ACTIVITY: The goal here is an exact copy of the entries below, without their pictures.

[Web page and app entries]
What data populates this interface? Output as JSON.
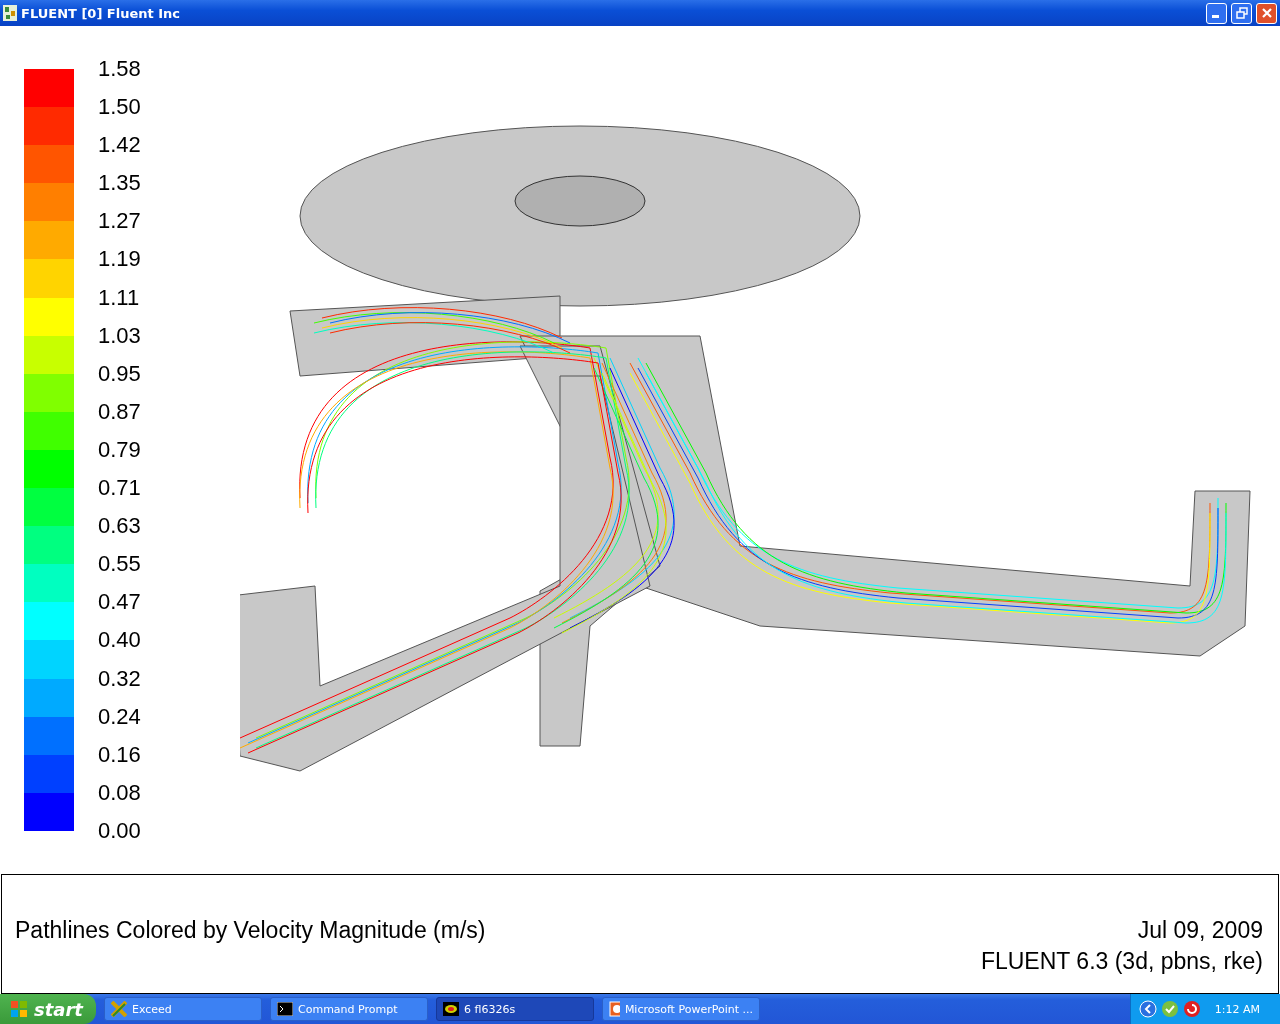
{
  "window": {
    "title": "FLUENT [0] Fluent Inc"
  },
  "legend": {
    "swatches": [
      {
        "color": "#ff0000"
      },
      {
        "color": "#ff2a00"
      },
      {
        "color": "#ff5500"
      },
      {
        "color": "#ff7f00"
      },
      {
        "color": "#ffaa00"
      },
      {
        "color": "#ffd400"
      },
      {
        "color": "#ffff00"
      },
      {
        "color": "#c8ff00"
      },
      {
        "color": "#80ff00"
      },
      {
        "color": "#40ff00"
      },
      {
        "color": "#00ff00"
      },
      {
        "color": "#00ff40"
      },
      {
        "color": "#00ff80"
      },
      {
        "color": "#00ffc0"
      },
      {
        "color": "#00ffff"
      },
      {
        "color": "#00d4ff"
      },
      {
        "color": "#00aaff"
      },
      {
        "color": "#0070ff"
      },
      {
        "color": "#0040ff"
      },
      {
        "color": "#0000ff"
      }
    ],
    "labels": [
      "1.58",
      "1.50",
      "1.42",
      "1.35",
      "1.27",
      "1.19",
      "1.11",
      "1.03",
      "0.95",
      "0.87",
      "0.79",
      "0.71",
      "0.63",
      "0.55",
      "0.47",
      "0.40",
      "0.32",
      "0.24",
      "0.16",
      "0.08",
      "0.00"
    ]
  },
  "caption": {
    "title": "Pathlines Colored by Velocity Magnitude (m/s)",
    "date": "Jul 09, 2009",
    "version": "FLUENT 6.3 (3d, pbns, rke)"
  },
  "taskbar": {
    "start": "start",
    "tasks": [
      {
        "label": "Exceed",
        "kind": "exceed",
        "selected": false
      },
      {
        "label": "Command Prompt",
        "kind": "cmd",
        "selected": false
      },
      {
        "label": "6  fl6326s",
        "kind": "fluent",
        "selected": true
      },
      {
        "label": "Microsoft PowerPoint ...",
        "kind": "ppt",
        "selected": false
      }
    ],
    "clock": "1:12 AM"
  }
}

EXERCISE RESPONSE:
What data populates this interface? Output as JSON.
{
  "window": {
    "title": "FLUENT [0] Fluent Inc"
  },
  "legend": {
    "swatches": [
      {
        "color": "#ff0000"
      },
      {
        "color": "#ff2a00"
      },
      {
        "color": "#ff5500"
      },
      {
        "color": "#ff7f00"
      },
      {
        "color": "#ffaa00"
      },
      {
        "color": "#ffd400"
      },
      {
        "color": "#ffff00"
      },
      {
        "color": "#c8ff00"
      },
      {
        "color": "#80ff00"
      },
      {
        "color": "#40ff00"
      },
      {
        "color": "#00ff00"
      },
      {
        "color": "#00ff40"
      },
      {
        "color": "#00ff80"
      },
      {
        "color": "#00ffc0"
      },
      {
        "color": "#00ffff"
      },
      {
        "color": "#00d4ff"
      },
      {
        "color": "#00aaff"
      },
      {
        "color": "#0070ff"
      },
      {
        "color": "#0040ff"
      },
      {
        "color": "#0000ff"
      }
    ],
    "labels": [
      "1.58",
      "1.50",
      "1.42",
      "1.35",
      "1.27",
      "1.19",
      "1.11",
      "1.03",
      "0.95",
      "0.87",
      "0.79",
      "0.71",
      "0.63",
      "0.55",
      "0.47",
      "0.40",
      "0.32",
      "0.24",
      "0.16",
      "0.08",
      "0.00"
    ]
  },
  "caption": {
    "title": "Pathlines Colored by Velocity Magnitude (m/s)",
    "date": "Jul 09, 2009",
    "version": "FLUENT 6.3 (3d, pbns, rke)"
  },
  "taskbar": {
    "start": "start",
    "tasks": [
      {
        "label": "Exceed",
        "kind": "exceed",
        "selected": false
      },
      {
        "label": "Command Prompt",
        "kind": "cmd",
        "selected": false
      },
      {
        "label": "6  fl6326s",
        "kind": "fluent",
        "selected": true
      },
      {
        "label": "Microsoft PowerPoint ...",
        "kind": "ppt",
        "selected": false
      }
    ],
    "clock": "1:12 AM"
  }
}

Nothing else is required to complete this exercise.